- India successfully launches a Mars probe. One is reminded of the 2003 Economist headline when China launched its first crewed space mission: 'Congratulations China! (So, no need for any more aid, then?)'
- Why Obama will let Iran enrich uranium.
- FT columnist Gideon Rachman reports on an audience he and other eminent thinkers and retired politicians had with Xi Jinping. He hears 'faint echoes of Chinese history, in which foreign barbarians paid tribute to the leader of the Middle Kingdom.'
- Stephen Walt asks of the NSA's snooping: 'Where are the big foreign policy and national security gains that we're reaping from this work?'

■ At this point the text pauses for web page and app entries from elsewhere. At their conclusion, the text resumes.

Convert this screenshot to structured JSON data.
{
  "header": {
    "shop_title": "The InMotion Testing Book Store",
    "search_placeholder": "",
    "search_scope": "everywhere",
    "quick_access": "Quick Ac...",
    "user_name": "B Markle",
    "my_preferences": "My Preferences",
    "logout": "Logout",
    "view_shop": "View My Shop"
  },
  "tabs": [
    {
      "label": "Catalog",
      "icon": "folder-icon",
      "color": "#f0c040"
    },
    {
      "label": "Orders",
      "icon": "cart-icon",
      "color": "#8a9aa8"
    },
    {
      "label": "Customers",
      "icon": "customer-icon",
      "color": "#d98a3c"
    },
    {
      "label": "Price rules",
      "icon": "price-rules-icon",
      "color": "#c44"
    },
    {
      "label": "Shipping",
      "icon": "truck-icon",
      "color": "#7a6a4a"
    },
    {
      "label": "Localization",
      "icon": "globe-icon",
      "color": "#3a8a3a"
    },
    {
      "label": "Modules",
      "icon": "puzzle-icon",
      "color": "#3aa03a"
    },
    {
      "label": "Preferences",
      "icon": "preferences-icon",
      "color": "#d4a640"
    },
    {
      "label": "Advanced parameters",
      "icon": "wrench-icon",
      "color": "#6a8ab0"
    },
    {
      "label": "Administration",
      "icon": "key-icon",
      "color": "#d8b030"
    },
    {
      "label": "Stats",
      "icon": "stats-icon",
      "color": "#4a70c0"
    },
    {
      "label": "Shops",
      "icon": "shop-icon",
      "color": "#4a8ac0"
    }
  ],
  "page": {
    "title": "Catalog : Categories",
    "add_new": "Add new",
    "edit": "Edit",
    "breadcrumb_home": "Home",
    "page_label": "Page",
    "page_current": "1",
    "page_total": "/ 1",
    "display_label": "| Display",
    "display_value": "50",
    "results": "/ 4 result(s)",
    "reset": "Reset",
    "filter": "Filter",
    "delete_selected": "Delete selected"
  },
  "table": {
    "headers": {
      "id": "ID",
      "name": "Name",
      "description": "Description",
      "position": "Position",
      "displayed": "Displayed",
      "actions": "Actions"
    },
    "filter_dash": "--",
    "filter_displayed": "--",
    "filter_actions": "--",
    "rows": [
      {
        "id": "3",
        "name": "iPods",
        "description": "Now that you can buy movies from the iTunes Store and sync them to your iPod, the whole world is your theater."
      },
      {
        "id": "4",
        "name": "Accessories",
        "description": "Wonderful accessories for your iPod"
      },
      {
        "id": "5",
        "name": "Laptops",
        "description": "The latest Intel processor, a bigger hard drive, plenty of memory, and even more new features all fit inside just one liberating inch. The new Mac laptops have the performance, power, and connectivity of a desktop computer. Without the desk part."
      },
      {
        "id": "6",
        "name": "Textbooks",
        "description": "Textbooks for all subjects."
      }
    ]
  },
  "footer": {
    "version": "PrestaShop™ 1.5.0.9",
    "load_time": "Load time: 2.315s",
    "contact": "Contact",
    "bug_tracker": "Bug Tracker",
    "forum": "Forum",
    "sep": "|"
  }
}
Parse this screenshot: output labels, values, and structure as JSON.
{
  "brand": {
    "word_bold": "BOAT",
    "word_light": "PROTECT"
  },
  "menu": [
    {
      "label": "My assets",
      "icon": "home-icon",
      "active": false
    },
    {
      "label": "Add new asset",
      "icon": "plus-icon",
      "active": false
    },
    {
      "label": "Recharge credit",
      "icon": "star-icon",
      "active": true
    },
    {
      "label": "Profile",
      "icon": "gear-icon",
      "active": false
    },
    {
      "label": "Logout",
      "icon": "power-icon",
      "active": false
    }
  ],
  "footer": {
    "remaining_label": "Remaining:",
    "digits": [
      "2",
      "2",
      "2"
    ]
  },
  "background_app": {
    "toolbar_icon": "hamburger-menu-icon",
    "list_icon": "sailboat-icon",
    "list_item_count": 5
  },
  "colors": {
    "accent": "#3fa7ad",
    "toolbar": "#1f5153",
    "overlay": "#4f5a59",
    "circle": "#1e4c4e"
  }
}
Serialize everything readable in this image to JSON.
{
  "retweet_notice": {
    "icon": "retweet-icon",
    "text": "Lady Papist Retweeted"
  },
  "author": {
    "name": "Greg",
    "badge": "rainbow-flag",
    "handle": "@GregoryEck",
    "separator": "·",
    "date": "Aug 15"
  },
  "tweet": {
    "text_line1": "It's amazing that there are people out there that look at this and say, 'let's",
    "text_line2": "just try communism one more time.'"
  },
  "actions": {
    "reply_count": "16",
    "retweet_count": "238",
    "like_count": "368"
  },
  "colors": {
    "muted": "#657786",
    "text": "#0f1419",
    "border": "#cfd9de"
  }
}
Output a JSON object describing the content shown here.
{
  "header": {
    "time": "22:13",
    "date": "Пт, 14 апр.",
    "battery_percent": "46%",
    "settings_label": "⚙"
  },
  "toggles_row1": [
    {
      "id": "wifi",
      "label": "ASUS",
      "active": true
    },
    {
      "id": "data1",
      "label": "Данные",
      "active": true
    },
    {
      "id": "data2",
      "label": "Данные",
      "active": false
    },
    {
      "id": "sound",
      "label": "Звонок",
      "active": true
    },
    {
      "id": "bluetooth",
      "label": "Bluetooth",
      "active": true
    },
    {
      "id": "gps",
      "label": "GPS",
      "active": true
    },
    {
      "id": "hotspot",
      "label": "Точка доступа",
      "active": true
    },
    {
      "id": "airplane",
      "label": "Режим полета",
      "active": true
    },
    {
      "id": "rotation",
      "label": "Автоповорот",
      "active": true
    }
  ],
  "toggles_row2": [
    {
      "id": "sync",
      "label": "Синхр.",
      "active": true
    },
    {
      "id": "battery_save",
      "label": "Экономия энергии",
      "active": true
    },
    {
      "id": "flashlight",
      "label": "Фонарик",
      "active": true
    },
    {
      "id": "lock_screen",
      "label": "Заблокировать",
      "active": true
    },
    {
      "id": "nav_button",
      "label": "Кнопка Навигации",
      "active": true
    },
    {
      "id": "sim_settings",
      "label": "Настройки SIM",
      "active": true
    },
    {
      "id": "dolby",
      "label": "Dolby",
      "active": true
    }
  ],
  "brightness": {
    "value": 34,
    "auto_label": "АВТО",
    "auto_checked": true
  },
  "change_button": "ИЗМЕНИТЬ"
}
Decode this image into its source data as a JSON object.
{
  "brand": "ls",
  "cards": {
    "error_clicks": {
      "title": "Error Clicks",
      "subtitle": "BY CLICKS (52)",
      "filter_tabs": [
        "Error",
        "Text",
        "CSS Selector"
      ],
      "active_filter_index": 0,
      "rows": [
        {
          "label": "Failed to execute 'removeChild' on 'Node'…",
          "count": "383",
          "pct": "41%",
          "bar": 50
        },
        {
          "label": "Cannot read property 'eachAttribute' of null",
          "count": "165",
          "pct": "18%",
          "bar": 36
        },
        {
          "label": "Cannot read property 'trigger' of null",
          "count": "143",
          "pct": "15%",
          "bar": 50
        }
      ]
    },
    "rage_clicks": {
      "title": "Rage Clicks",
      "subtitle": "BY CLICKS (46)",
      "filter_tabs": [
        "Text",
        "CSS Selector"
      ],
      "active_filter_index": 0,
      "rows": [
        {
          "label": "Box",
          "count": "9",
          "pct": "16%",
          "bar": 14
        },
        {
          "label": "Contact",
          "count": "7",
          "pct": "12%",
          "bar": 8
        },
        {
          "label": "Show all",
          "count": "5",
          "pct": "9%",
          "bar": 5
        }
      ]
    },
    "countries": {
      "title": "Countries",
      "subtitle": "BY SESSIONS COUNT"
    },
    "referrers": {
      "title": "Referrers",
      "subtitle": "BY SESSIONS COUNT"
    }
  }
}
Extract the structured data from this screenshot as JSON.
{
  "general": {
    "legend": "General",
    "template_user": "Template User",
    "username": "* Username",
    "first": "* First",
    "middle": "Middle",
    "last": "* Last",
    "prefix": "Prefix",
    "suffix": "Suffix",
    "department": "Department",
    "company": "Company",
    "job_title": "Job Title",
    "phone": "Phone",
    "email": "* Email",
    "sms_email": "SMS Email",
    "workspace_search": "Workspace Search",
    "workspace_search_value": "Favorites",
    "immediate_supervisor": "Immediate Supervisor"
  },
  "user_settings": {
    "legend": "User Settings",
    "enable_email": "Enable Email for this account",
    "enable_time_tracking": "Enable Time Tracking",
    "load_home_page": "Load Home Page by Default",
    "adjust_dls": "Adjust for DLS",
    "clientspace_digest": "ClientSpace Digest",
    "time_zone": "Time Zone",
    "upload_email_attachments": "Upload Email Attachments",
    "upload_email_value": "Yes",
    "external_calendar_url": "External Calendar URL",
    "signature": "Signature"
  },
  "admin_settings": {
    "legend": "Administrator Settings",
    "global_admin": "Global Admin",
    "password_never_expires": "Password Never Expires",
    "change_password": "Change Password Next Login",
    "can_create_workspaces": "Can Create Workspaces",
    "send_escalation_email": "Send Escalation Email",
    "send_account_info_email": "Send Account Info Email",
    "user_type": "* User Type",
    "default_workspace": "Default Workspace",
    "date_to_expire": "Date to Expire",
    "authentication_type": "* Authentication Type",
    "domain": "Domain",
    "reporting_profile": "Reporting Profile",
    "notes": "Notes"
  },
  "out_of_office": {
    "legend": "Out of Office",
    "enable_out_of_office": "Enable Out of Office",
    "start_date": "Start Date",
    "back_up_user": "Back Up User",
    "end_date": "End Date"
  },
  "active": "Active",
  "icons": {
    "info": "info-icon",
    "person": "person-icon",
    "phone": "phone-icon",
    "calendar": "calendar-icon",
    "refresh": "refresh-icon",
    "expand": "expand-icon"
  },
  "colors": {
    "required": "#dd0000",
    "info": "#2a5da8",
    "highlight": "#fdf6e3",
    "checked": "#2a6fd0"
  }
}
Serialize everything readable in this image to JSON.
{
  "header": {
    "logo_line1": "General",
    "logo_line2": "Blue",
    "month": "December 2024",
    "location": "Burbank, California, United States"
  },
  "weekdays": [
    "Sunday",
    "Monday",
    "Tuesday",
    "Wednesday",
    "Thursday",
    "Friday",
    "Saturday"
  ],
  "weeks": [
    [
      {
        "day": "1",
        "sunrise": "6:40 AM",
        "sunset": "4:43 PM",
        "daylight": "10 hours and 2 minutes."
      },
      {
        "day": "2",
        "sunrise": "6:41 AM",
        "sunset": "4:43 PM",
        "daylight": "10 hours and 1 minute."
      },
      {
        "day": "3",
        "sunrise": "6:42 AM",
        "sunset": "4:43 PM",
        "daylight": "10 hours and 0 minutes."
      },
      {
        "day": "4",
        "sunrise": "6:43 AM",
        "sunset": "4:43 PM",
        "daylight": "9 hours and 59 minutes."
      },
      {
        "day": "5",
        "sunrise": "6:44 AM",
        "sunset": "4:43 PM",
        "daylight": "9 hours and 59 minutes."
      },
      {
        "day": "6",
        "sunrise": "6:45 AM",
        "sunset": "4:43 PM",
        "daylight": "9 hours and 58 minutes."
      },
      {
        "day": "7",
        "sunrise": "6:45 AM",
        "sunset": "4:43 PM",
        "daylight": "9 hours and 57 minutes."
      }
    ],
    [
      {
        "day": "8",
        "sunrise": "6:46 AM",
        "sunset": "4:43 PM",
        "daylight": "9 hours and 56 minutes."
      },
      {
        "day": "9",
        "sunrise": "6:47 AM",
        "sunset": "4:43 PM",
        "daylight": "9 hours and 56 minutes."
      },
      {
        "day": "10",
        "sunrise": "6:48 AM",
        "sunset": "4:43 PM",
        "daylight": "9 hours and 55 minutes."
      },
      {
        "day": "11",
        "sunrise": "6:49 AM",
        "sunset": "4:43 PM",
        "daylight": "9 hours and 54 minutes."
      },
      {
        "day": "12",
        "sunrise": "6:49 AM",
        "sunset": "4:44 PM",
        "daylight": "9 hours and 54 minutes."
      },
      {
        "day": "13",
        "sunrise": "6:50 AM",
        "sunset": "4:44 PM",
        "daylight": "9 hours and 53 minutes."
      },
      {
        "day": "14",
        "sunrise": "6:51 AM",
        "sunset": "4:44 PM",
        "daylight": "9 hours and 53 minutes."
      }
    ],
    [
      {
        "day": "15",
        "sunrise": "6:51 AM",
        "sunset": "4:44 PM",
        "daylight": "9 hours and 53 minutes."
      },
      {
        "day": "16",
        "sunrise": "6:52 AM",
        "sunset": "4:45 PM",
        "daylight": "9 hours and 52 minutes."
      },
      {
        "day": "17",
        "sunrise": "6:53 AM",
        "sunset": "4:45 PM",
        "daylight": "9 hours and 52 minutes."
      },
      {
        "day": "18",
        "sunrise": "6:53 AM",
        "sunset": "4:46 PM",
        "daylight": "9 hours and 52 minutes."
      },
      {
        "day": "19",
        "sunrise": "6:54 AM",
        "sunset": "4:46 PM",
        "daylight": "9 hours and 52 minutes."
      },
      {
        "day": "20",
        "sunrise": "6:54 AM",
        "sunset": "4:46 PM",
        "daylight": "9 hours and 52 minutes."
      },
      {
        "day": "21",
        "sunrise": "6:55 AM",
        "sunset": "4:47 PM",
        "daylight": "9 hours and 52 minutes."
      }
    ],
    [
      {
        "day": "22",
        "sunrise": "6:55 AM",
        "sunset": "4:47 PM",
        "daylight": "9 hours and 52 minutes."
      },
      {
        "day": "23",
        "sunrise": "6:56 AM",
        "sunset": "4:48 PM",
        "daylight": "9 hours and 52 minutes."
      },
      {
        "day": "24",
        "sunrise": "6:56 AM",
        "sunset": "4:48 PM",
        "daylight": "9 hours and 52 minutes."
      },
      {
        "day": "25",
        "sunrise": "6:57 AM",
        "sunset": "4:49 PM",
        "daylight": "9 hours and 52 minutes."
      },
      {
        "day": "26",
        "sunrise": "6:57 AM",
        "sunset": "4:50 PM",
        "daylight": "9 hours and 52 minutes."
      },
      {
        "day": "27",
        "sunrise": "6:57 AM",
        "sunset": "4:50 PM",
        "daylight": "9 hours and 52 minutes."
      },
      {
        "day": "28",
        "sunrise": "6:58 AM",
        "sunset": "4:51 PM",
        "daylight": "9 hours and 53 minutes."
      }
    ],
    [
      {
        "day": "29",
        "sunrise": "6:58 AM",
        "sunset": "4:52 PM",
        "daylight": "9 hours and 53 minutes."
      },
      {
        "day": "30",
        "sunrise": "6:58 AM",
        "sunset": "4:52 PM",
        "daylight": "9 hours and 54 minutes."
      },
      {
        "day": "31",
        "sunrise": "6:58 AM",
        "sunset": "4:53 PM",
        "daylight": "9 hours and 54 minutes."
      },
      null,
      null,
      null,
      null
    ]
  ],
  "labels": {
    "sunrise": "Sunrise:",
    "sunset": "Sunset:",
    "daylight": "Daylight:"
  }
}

- The UN tallies up the economic damage of Syria's civil war.
- Regular Interpreter contributor Raoul Heinrichs has made a big splash in the Fairfax papers this morning with his fiery op-ed: 'PM Stumbling Around the International Stage'.
- Also in the Fairfax press this morning, Matt Wade summarises a new book on cricket and India's impact on the world:
A new book called The Great Tamasha, by British journalist James Astill, explores how India's economic surge and obsession with cricket made it the dominant power in the international game (''Tamasha'' is Hindi for entertainment).
"Cricket is the international forum that has been most affected by India's economic rise over the past two decades," says Astill, who is the political editor of The Economist and its former Delhi-based correspondent. ''There isn't another realm outside South Asia that has been so transformed by India's rise as cricket has been. Therefore, it's a salutatory lesson in the good and the bad."